__Exercise requirements__: Search the records for the word "tiktok" and pick out every line that has it.

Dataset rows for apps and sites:
□ □ □ □ □
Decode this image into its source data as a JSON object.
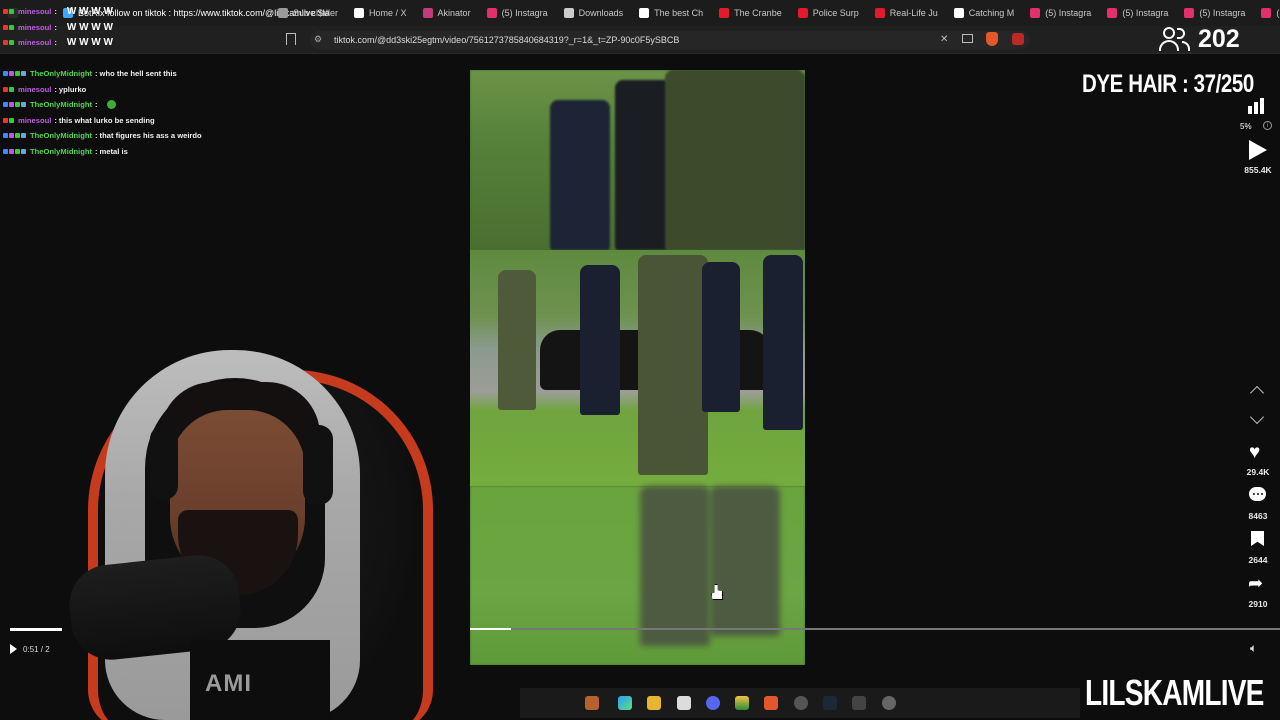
{
  "tabs": [
    {
      "label": "",
      "color": "#2a2a2a"
    },
    {
      "label": "BotRix follow on tiktok : https://www.tiktok.com/@lilskamlive $la",
      "color": "#3aa8ff"
    },
    {
      "label": "Sub challer",
      "color": "#9a9a9a"
    },
    {
      "label": "Home / X",
      "color": "#ffffff"
    },
    {
      "label": "Akinator",
      "color": "#c23b7c"
    },
    {
      "label": "(5) Instagra",
      "color": "#e1306c"
    },
    {
      "label": "Downloads",
      "color": "#cccccc"
    },
    {
      "label": "The best Ch",
      "color": "#ffffff"
    },
    {
      "label": "The Cranbe",
      "color": "#e21b2c"
    },
    {
      "label": "Police Surp",
      "color": "#e21b2c"
    },
    {
      "label": "Real-Life Ju",
      "color": "#e21b2c"
    },
    {
      "label": "Catching M",
      "color": "#ffffff"
    },
    {
      "label": "(5) Instagra",
      "color": "#e1306c"
    },
    {
      "label": "(5) Instagra",
      "color": "#e1306c"
    },
    {
      "label": "(5) Instagra",
      "color": "#e1306c"
    },
    {
      "label": "(5) Inst",
      "color": "#e1306c"
    }
  ],
  "address_bar": {
    "url": "tiktok.com/@dd3ski25egtm/video/7561273785840684319?_r=1&_t=ZP-90c0F5ySBCB"
  },
  "viewers": {
    "count": "202",
    "icon": "people-icon"
  },
  "chat": [
    {
      "user": "minesoul",
      "sep": " :",
      "msg": "",
      "extra": "W W W W",
      "color": "#c45be3",
      "badges": [
        "#e33",
        "#3c3"
      ]
    },
    {
      "user": "minesoul",
      "sep": " :",
      "msg": "",
      "extra": "W W W W",
      "color": "#c45be3",
      "badges": [
        "#e33",
        "#3c3"
      ]
    },
    {
      "user": "minesoul",
      "sep": " :",
      "msg": "",
      "extra": "W W W W",
      "color": "#c45be3",
      "badges": [
        "#e33",
        "#3c3"
      ]
    },
    {
      "user": "",
      "sep": "",
      "msg": "",
      "extra": "",
      "color": "#c45be3",
      "badges": []
    },
    {
      "user": "TheOnlyMidnight",
      "sep": " :",
      "msg": " who the hell sent this",
      "extra": "",
      "color": "#4fd74f",
      "badges": [
        "#3a8cff",
        "#b95bd6",
        "#3c3",
        "#6ad"
      ]
    },
    {
      "user": "minesoul",
      "sep": " :",
      "msg": " yplurko",
      "extra": "",
      "color": "#c45be3",
      "badges": [
        "#e33",
        "#3c3"
      ]
    },
    {
      "user": "TheOnlyMidnight",
      "sep": " :",
      "msg": "",
      "extra": "",
      "color": "#4fd74f",
      "badges": [
        "#3a8cff",
        "#b95bd6",
        "#3c3",
        "#6ad"
      ]
    },
    {
      "user": "minesoul",
      "sep": " :",
      "msg": " this what lurko be sending",
      "extra": "",
      "color": "#c45be3",
      "badges": [
        "#e33",
        "#3c3"
      ]
    },
    {
      "user": "TheOnlyMidnight",
      "sep": " :",
      "msg": " that figures his ass a weirdo",
      "extra": "",
      "color": "#4fd74f",
      "badges": [
        "#3a8cff",
        "#b95bd6",
        "#3c3",
        "#6ad"
      ]
    },
    {
      "user": "TheOnlyMidnight",
      "sep": " :",
      "msg": " metal is",
      "extra": "",
      "color": "#4fd74f",
      "badges": [
        "#3a8cff",
        "#b95bd6",
        "#3c3",
        "#6ad"
      ]
    }
  ],
  "overlay": {
    "dye_hair": "DYE HAIR : 37/250",
    "brand": "LILSKAMLIVE"
  },
  "player": {
    "volume_percent": "5%",
    "progress_fraction": 0.05,
    "plays": "855.4K",
    "likes": "29.4K",
    "comments": "8463",
    "saves": "2644",
    "shares": "2910",
    "time": "0:51 / 2"
  },
  "webcam": {
    "shirt_text": "AMI"
  }
}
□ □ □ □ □
__Answer below__:
      "label": "BotRix follow on tiktok : https://www.tiktok.com/@lilskamlive $la",
    "url": "tiktok.com/@dd3ski25egtm/video/7561273785840684319?_r=1&_t=ZP-90c0F5ySBCB"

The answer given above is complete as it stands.